• **WHAT THE TASK REQUIRES**
In the listing below, lines with the string "mundo" are to be counted; the number is the entire reply.

• **PROVIDED RECORDS**
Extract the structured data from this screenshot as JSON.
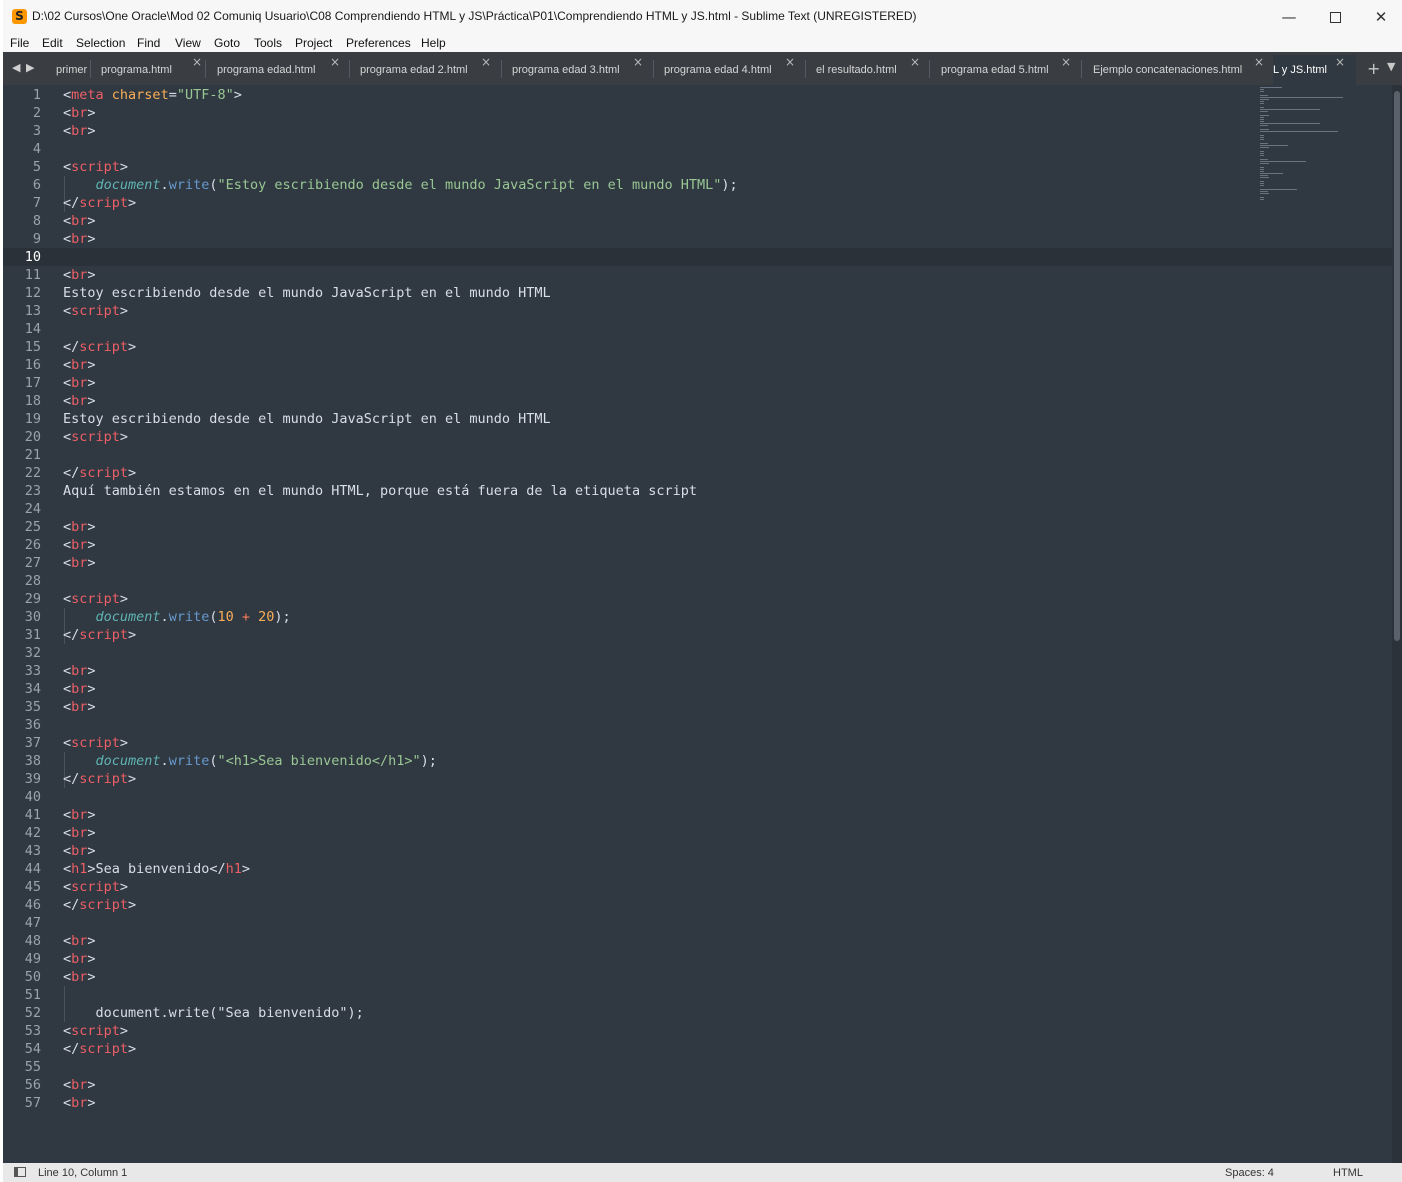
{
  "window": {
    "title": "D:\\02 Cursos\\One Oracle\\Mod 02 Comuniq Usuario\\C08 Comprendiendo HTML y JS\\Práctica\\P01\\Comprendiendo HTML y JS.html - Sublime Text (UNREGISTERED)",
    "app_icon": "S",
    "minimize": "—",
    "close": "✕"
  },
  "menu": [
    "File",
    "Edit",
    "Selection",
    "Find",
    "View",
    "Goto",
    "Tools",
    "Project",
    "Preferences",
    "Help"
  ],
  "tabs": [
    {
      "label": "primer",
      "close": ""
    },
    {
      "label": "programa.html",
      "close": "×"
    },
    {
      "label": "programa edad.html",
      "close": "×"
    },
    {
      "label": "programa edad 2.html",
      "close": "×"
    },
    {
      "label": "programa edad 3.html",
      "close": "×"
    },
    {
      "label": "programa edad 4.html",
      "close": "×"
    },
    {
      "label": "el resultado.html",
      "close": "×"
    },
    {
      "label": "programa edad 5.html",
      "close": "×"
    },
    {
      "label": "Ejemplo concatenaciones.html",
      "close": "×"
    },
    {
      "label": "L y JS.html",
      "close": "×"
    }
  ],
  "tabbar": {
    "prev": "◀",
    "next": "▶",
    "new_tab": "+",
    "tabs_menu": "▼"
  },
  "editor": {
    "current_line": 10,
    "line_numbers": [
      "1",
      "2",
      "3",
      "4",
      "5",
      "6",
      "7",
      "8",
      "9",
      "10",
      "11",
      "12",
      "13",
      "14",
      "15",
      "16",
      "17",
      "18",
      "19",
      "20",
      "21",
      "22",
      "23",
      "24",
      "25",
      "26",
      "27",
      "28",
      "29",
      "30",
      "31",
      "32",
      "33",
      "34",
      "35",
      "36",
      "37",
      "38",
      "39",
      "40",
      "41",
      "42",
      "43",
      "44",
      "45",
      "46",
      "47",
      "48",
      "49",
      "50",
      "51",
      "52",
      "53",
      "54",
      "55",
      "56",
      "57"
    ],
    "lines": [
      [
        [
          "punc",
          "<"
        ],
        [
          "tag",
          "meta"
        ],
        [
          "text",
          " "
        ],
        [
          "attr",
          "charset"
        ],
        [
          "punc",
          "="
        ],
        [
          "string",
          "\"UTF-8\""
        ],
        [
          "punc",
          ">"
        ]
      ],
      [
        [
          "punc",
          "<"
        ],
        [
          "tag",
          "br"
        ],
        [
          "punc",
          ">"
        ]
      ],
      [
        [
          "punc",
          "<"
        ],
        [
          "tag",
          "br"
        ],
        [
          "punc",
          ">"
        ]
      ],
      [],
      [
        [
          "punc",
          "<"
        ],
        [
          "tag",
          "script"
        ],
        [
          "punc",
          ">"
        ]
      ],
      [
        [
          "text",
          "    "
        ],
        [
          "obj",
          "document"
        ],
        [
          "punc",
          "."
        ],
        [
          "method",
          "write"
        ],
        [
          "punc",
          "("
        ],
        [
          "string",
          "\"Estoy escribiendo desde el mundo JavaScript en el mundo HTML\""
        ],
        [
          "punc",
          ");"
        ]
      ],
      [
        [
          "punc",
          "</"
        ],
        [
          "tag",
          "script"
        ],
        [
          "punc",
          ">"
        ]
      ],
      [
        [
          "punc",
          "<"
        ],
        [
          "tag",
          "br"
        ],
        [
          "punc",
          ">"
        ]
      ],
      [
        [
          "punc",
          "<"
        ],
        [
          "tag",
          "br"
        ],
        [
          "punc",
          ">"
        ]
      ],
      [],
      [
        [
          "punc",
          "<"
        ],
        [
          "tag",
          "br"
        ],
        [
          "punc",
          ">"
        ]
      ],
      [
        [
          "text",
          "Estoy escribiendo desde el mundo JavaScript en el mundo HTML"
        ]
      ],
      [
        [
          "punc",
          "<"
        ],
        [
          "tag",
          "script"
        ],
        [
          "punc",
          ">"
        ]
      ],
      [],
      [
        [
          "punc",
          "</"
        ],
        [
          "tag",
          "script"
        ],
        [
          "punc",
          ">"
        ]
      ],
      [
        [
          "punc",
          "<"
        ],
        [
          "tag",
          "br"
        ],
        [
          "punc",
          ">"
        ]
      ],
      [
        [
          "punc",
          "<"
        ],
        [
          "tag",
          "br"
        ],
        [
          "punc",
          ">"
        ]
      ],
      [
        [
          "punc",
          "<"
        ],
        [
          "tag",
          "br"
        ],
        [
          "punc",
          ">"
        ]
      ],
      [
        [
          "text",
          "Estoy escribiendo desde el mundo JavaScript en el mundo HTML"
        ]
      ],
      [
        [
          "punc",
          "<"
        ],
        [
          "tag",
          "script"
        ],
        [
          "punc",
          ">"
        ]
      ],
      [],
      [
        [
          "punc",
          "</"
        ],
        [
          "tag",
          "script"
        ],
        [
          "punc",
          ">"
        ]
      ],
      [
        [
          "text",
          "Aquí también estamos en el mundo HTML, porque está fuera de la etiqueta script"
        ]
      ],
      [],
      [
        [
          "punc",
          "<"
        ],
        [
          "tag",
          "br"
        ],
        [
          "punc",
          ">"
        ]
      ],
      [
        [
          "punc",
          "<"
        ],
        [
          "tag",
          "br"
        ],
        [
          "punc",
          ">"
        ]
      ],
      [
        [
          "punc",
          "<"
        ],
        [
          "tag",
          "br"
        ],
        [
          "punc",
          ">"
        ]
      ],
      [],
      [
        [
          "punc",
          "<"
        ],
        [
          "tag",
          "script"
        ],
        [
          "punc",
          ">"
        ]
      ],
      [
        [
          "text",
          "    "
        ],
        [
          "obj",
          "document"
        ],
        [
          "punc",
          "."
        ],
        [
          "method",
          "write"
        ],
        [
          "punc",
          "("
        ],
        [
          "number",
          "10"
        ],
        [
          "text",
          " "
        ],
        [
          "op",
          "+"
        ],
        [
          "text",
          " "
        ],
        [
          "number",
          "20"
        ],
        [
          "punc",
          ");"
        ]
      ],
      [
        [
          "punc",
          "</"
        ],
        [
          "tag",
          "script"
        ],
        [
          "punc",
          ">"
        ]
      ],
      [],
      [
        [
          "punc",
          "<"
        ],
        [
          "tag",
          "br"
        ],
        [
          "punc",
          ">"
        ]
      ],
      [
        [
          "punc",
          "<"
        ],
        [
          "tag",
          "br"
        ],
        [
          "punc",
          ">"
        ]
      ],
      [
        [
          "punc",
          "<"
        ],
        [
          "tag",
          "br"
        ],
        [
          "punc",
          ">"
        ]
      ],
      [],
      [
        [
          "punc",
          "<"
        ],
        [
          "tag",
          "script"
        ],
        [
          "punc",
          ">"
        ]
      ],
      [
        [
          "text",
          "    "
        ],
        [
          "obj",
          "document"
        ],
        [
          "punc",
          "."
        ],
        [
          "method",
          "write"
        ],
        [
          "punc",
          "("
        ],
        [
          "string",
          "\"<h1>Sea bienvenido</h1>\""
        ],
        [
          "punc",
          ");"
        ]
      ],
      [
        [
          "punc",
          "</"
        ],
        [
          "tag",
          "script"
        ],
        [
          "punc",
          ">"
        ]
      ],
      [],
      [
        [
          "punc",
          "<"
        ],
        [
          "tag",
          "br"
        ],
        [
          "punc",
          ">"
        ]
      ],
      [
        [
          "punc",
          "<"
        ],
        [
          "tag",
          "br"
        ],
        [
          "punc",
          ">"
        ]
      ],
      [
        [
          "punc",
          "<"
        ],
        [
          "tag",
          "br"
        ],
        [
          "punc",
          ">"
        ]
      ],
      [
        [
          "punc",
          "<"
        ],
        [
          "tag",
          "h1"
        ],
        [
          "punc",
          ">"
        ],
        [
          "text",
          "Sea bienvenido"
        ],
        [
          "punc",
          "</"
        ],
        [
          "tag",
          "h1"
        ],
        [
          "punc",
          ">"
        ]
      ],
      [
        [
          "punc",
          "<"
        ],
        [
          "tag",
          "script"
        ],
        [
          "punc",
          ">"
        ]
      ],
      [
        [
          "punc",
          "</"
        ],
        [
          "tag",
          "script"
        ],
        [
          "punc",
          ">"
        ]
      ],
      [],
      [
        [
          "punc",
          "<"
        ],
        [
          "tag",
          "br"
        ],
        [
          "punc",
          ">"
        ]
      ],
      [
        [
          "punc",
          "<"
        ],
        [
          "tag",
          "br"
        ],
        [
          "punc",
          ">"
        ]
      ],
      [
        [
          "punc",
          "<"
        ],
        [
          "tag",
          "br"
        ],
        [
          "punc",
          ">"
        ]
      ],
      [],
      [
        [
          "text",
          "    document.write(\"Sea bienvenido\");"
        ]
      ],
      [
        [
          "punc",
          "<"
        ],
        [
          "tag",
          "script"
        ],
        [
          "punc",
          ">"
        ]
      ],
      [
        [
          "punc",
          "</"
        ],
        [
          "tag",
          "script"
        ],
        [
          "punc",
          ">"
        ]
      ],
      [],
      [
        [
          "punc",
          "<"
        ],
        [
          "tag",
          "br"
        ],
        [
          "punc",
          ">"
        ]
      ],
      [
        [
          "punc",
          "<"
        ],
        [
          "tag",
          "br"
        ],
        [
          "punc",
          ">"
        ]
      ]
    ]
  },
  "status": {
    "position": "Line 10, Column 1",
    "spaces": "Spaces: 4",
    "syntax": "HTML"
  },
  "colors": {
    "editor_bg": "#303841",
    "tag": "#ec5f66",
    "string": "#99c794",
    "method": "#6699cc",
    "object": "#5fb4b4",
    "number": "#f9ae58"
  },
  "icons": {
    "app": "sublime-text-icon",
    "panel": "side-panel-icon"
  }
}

• **TASK RESPONSE**
4